Former West Indies fast-bowler Michael Holding has taken shots at Australia and England for not taking a knee during the recently-concluded T20I series. Athletes and teams around the world have been taking knees in order to support the Black Lives Matter movement.
Cricketers have also done their bit. When West Indies visited England in July, players from both the teams had taken a knee before the first Test in Southampton. Match officials also took part in the gesture, while both sets of players were carrying a logo on their shirts.
England also took the knee in the one-day international series against Ireland. In the recently-concluded Caribbean Premier League (CPL) too, several players took a knee to show their support for the worldwide movement which calls for an end to racism. However, England and Australia players decided against it.
And Michael Holding was not at all impressed with it. The legendary pacer, who had given a powerful speech on racism during the England-West Indies series, said that the reason given by Australia skipper Aaron Finch for not taking a knee was ‘lame’.
“The education around it is more important than the protest,” Finch had said on the eve of the T20I series.
“I have spoken to Eoin [Morgan] and we are not going to do specific gestures like it has happened in the past.
“For us, we are really proud to play a game where it is celebrated all around the world and anyone can play it. It doesn’t matter what race, what religion, what nationality you are from. Cricket is a game for everyone and I am really proud about that,” he added.
Michael Holding’s reply:
In a video posted on his YouTube channel, Michael Holding made it clear that he was not at all impressed with Finch’s explanation. Known for his outspoken nature, the West Indies great went as far as mentioning the infamous apartheid regime of South Africa to express his disappointment over Finch’s comments.
“He is saying is that he’s glad that he is part of a sport where no one is barred from playing, irrespective of your race, your gender, your ethnicity, your religion,” said Michael Holding.
“Well, I don’t know any sport where anyone is barred from playing because of anything at all.
“So that’s a pretty lame statement and what that says to me, actually, is that if the apartheid regime in South Africa had allowed multi-racial sport in South Africa and kept the apartheid laws then everything would have been OK,” he added.
He further said he is disappointed teams have not continued with the symbolic gesture in England.
“Now that the West Indies team has gone home, that doesn’t mean that you still shouldn’t be respecting the message and exactly what it stands for,” he said.
“If you go back to when taking a knee started and what it stood for, or stands for, it goes back to Colin Kaepernick in America, who took a knee because he wanted to bring attention to the racism and police brutality against people of colour in that country.
“Yes, it is more acute in the United States than in most other places but people around the entire world took on the mantle of spreading the word and getting this message out that it is time for equality and time for equal justice, and all that.

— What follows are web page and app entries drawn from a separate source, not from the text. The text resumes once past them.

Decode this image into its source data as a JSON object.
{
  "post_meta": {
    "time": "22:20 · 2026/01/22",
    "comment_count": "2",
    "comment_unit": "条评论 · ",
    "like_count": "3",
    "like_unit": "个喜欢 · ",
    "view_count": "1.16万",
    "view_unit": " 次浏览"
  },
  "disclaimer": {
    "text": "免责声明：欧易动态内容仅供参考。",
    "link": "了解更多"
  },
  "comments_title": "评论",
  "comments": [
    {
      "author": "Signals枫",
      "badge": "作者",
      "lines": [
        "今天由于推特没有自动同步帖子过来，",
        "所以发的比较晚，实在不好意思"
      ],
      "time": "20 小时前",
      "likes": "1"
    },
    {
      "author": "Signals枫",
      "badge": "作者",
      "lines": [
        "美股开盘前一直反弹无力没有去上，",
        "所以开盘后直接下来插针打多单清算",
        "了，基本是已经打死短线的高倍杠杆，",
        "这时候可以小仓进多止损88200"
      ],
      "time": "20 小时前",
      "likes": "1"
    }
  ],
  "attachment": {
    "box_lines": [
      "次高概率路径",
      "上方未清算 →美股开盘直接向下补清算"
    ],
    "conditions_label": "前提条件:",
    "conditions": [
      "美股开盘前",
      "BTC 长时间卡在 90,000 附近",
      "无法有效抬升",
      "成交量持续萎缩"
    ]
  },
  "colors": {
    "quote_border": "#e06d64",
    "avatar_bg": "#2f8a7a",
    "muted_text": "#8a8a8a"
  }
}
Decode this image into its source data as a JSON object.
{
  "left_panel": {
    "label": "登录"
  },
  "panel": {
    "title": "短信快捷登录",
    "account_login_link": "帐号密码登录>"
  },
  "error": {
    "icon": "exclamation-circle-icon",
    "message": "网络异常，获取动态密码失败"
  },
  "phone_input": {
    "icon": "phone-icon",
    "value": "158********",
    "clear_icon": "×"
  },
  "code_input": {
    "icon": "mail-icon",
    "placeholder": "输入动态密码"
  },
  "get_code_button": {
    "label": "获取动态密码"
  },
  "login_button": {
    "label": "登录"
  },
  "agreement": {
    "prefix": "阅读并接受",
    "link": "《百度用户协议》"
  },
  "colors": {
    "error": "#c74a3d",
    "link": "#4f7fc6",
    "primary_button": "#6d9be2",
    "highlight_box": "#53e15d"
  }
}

“It was no longer just a black-versus-white thing; it was a matter of humanity coming together and saying ‘listen, we need everyone to be treated equally’,” he added.